Biden knows Pakistan well through his years on the Senate Foreign Relations Committee and as vice president. Pakistanis had hoped that that would be enough for a reset and for widening the scope of the relationship, but the reality is that Biden is too busy elsewhere — with more pressing concerns both domestically and abroad — to focus on Pakistan beyond the Afghanistan issue, at least for now. Pakistani officials have acknowledged privately that the Biden administration “was not giving encouraging signals.”
Washington will likely continue to see Pakistan through the prism of countries in its neighborhood: Afghanistan, India, and China in particular. Paradoxically, Trump’s unorthodoxy had soothed some of Pakistan’s fears; its leaders felt for a time as if America’s relationship with Pakistan was decoupled from its relationship with India.
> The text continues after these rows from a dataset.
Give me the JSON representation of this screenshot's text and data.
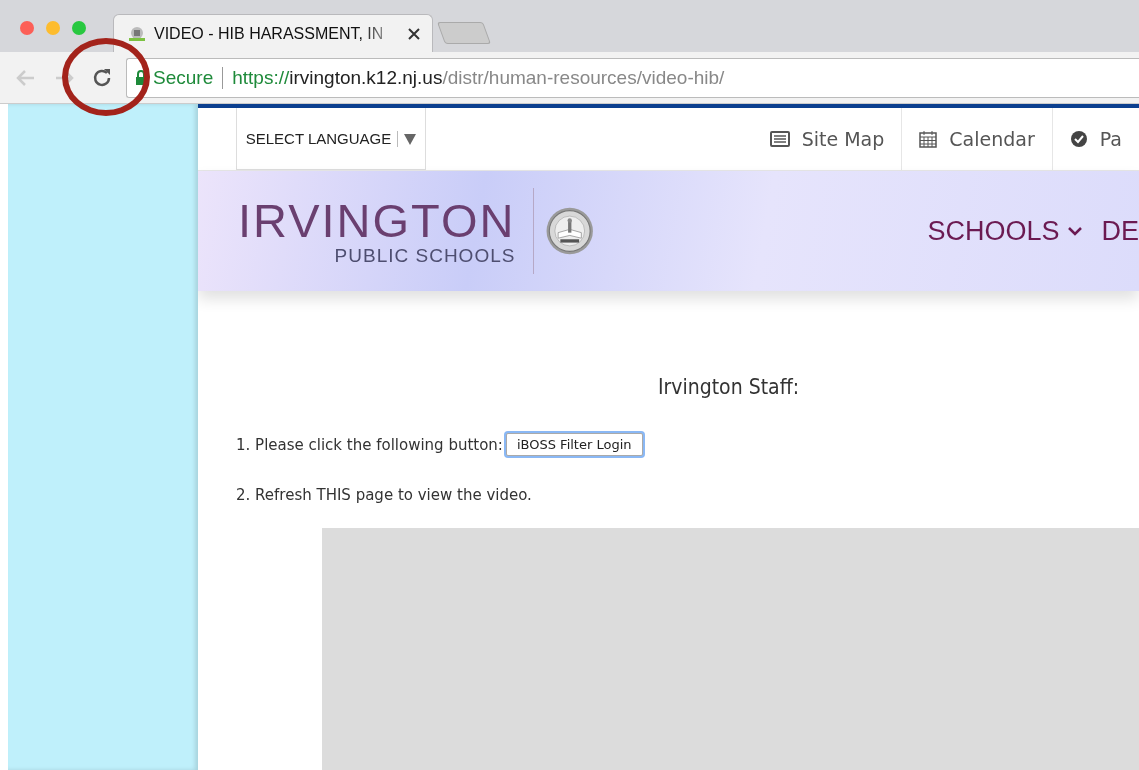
{
  "browser": {
    "tab": {
      "title": "VIDEO - HIB HARASSMENT, IN",
      "selected": true
    },
    "address": {
      "secure_label": "Secure",
      "scheme": "https://",
      "host": "irvington.k12.nj.us",
      "path": "/distr/human-resources/video-hib/"
    }
  },
  "utility_bar": {
    "language_select": "SELECT LANGUAGE",
    "links": [
      {
        "label": "Site Map"
      },
      {
        "label": "Calendar"
      },
      {
        "label": "Pa"
      }
    ]
  },
  "banner": {
    "title": "IRVINGTON",
    "subtitle": "PUBLIC SCHOOLS",
    "nav": [
      {
        "label": "SCHOOLS",
        "has_menu": true
      },
      {
        "label": "DE",
        "has_menu": false
      }
    ]
  },
  "content": {
    "heading": "Irvington Staff:",
    "step_1": "1. Please click the following button:",
    "login_button": "iBOSS Filter Login",
    "step_2": "2. Refresh THIS page to view the video."
  }
}
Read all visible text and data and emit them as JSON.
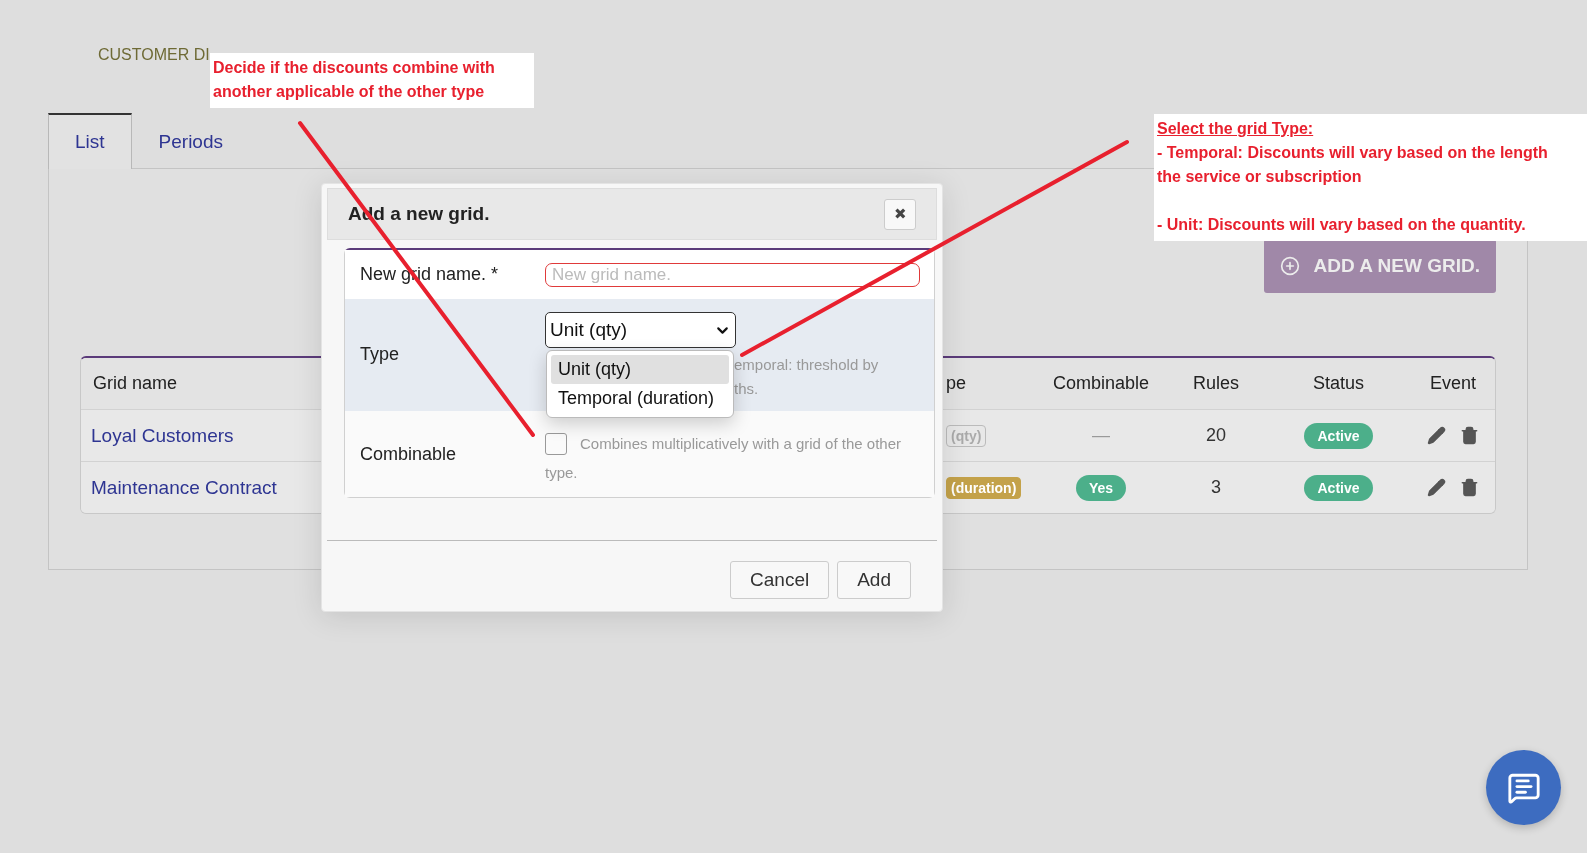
{
  "page_title": "CUSTOMER DI",
  "tabs": [
    {
      "label": "List",
      "selected": true
    },
    {
      "label": "Periods",
      "selected": false
    }
  ],
  "add_button": "ADD A NEW GRID.",
  "table": {
    "columns": [
      "Grid name",
      "pe",
      "Combinable",
      "Rules",
      "Status",
      "Event"
    ],
    "rows": [
      {
        "name": "Loyal Customers",
        "type": {
          "kind": "outline",
          "text": "(qty)"
        },
        "combinable": {
          "kind": "dash",
          "text": "—"
        },
        "rules": "20",
        "status": {
          "text": "Active",
          "color": "#4caf8a"
        }
      },
      {
        "name": "Maintenance Contract",
        "type": {
          "kind": "gold",
          "text": "(duration)"
        },
        "combinable": {
          "kind": "badge",
          "text": "Yes"
        },
        "rules": "3",
        "status": {
          "text": "Active",
          "color": "#4caf8a"
        }
      }
    ]
  },
  "dialog": {
    "title": "Add a new grid.",
    "close": "✖",
    "name_label": "New grid name. *",
    "name_placeholder": "New grid name.",
    "type_label": "Type",
    "type_value": "Unit (qty)",
    "type_options": [
      {
        "label": "Unit (qty)",
        "selected": true
      },
      {
        "label": "Temporal (duration)",
        "selected": false
      }
    ],
    "type_hint": [
      "emporal: threshold by",
      "ths."
    ],
    "combinable_label": "Combinable",
    "combinable_checked": false,
    "combinable_text": [
      "Combines multiplicatively with a grid of the other",
      "type."
    ],
    "buttons": [
      "Cancel",
      "Add"
    ]
  },
  "annotations": [
    {
      "paragraphs": [
        [
          "Decide if the discounts combine with",
          "another applicable of the other type"
        ]
      ]
    },
    {
      "heading": "Select the grid Type:",
      "paragraphs": [
        [
          "- Temporal: Discounts will vary based on the length",
          "the service or subscription"
        ],
        [
          "- Unit: Discounts will vary based on the quantity."
        ]
      ]
    }
  ]
}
That feeling is unlikely to last. In Pakistan, the old perceptions that Republican administrations are better for it than Democratic administrations and that the U.S. favors India at Pakistan’s expense are never far from the surface.
The legacy of the Obama years likely weighs heavily, and not just on the issue of Afghanistan and safe havens for the Haqqani network in Pakistan, which became a sticking point in the relationship during Biden’s time as vice president. The Navy Seal raid on Abbottabad in May 2011 that killed Osama bin Laden marked a low point during those years. For Pakistan, this raised the issue of sovereignty. For America, the episode laid bare a greater issue: that it could not trust Pakistan, and the Obama administration’s relationship with the country never recovered from this. (Pakistanis have their own grievances from that year, when a CIA contractor, Raymond Davis, shot and killed two Pakistani men in Lahore, and a NATO attack in November accidentally killed 24 Pakistani soldiers.)
Pakistan has made it clear that it wants a different relationship with the U.S. But what’s equally clear is that the United States isn’t buying its new geo-economic pitch quite so easily. Part of this is because it is unrealistic: Pakistan doesn’t yet have the economic depth needed for this new approach. But it would still be useful for the Biden administration to look beyond its singular Afghanistan lens at Pakistan. The country has changed since 2016; it knows it needs a new paradigm, and business as usual is not enough. This presents a good time to rethink U.S. engagement with Pakistan. Climate change would have been an obvious new issue on which to cooperate, and not engaging with Pakistan in that arena could be a missed opportunity.
For a new approach for getting the relationship to work, both countries will have to do more to meet each other somewhere in the middle. The Biden team needs to keep an open mind and look at Pakistan with a broader lens. And if Pakistan doesn’t want strategic concerns to dominate its relationship with the U.S., it needs to offer up something more than words: real economic incentives.
The Russians have effectively already declared war quite a long time ago in the information sphere. They’ve been trying to prove that they are a major cyber force — they want to create a wartime scenario so then they can sit down and agree some kind of truce with us.